Falling Interest Rates and Credit Reallocation: Lessons from General Equilibrium

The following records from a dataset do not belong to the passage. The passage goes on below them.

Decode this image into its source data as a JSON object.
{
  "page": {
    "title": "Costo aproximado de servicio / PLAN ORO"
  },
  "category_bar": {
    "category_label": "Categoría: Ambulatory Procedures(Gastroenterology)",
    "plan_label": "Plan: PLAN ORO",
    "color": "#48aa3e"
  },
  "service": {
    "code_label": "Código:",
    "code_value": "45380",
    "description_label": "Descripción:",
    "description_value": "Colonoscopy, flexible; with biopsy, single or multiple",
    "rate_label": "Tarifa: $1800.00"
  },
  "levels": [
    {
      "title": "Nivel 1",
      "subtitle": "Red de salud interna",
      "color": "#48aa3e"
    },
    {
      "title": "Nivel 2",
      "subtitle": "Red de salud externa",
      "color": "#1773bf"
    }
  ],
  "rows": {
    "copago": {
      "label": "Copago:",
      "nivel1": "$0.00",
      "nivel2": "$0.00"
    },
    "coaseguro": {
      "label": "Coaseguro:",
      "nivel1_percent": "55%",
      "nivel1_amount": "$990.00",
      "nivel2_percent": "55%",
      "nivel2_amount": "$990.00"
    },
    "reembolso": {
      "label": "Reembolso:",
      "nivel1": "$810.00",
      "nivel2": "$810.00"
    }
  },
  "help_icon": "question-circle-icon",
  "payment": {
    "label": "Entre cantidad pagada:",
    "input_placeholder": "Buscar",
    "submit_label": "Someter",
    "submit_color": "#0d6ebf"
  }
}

We show that in a canonical model with heterogeneous entrepreneurs, financial frictions, and an imperfectly elastic supply of capital, a fall in the interest rate has an ambiguous effect on aggregate economic activity. In partial equilibrium, a lower interest rate raises aggregate investment both by relaxing financial constraints and by prompting relatively less productive entrepreneurs to invest. In general equilibrium, however, this higher demand for capital raises its price and crowds out investment by more productive entrepreneurs. When this general-equilibrium induced reallocation is strong enough, a fall in the interest rate reduces aggregate output. We show that this reallocation effect is of the same order of magnitude as the balance-sheet channel, and that the interaction of both gives rise to boom-bust dynamics in response to a fall in the interest rate. Our novel mechanism contributes to the debate on whether and how low-interest environments may foster the proliferation of socially unproductive activities.